In November 1897, two German missionaries were murdered by a mob in Kiautschou. German naval forces occupied the city, and the German government used the occupation to press the Chinese government for a long-term lease of the port. In March 1898, Germany and China entered into a 99-year lease under which Germany would control both sides of the entrance to Kiautschou Bay, as well as the islands within.
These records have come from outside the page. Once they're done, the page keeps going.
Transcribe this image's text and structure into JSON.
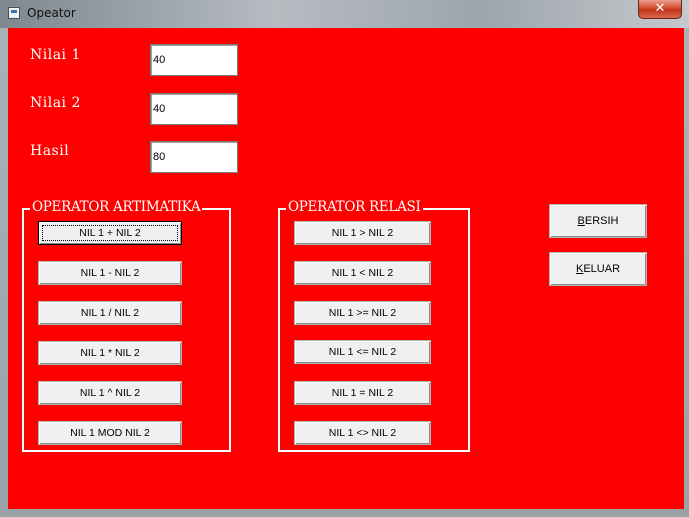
{
  "window": {
    "title": "Opeator",
    "close_glyph": "✕"
  },
  "form": {
    "nilai1": {
      "label": "Nilai 1",
      "value": "40"
    },
    "nilai2": {
      "label": "Nilai 2",
      "value": "40"
    },
    "hasil": {
      "label": "Hasil",
      "value": "80"
    }
  },
  "arith": {
    "title": "OPERATOR ARTIMATIKA",
    "buttons": [
      "NIL 1 + NIL 2",
      "NIL 1 - NIL 2",
      "NIL 1 / NIL 2",
      "NIL 1 * NIL 2",
      "NIL 1 ^ NIL 2",
      "NIL 1 MOD NIL 2"
    ]
  },
  "rel": {
    "title": "OPERATOR RELASI",
    "buttons": [
      "NIL 1 > NIL 2",
      "NIL 1 < NIL 2",
      "NIL 1 >= NIL 2",
      "NIL 1 <= NIL 2",
      "NIL 1 = NIL 2",
      "NIL 1 <> NIL 2"
    ]
  },
  "actions": {
    "bersih": {
      "first": "B",
      "rest": "ERSIH"
    },
    "keluar": {
      "first": "K",
      "rest": "ELUAR"
    }
  },
  "colors": {
    "form_background": "#ff0000",
    "label_text": "#ffffff"
  }
}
Around this leased territory would be a small neutral zone which would, in effect, also be under German control.
Tsangkou was a station on the Shantung Railway connecting Tsingtau, Kiautschou, with Tsinan, China.
A postal agency was opened at Tsangkou on 1 April 1901. On 6 December 1904, the postal agency was redesignated an auxiliary postal agency, and the official canceller was removed from service.
The station remained an auxiliary postal agency until being once again designated an official postal agency on 1 May 1913. During the auxiliary period, a supplemental handstamp was used to mark mail sent from Tsangkou, but a subseqent cancellation, usually from Tsingtau, was required to cancel postage.
The Tsangkou postal agency remained open until the early days of World War I, closing in mid-September 1914.